Consecutive false starts backed up the Packers to the 12, when they went to an empty backfield on third-and-goal.
McFadden came on a cornerback blitz and wrapped up Favre for an 11-yard sack, spinning him to the ground and forcing the ball to pop out. Polamalu scooped it up and rumbled 77 yards for the big swing.
McFadden wasn't just satisfied with his first NFL sack on the play. He also provided the block on speedy tight end Donald Lee that allowed Polamalu to reach the end zone, something Pittsburgh's offense failed to do until it got the short field thanks to Tyrone Carter's interception in the fourth quarter.
Carter grabbed his fourth career interception when the ball bounced off Donald Driver and into his hands at the Packers' 20 with 8:11 left and Pittsburgh clinging to a 13-10 lead.
Four plays later, Staley slipped a backfield tackle by Barnett and trotted in from 3 yards out.
"I'm going to put it on my shoulders," Driver said. "If I make that catch we win the game."
Steelers backup quarterback Charlie Batch made his first start since Dec. 2, 2001, when he was with Detroit. He completed 9 of 16 passes for 65 yards and one interception.

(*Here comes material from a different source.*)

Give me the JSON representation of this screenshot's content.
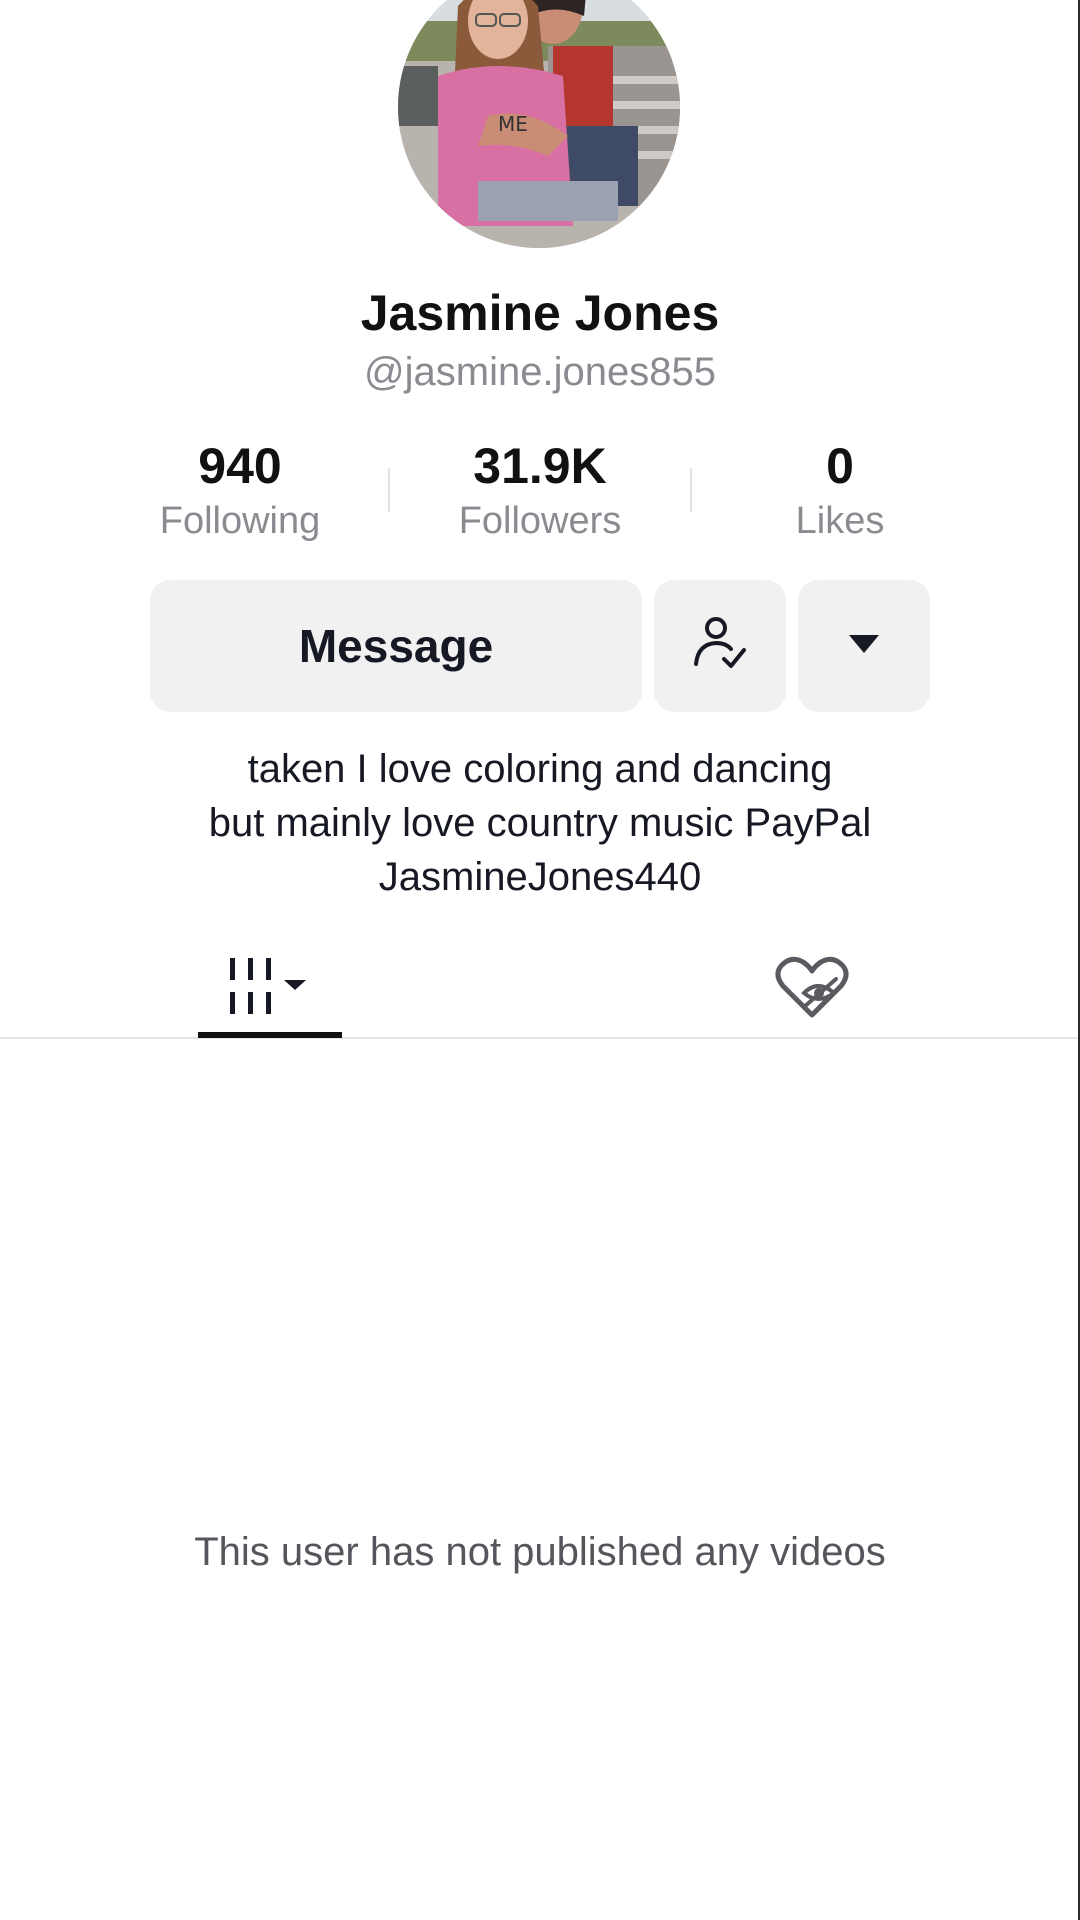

Pittsburgh settled for short field goals by Jeff Reed to take a 6-0 lead, which Ryan Longwell cut in half with a 40-yarder that made him the first Green Bay player to score 1,000 points in his career.
Longwell, however, was wide right from 31 yards after a promising 18-play drive by Green Bay that ate up 9 1/2 minutes but stalled at the 13.
The Packers finally punched it in when Samkon Gado scored his first career touchdown from a yard out with 7:26 left in the third quarter, cutting Pittsburgh's lead to 13-10.
"I know I can play at this level, but I'm not happy with the way I got my chance, said Gado, whose 62 yards on 26 carries were a season high for the Packers.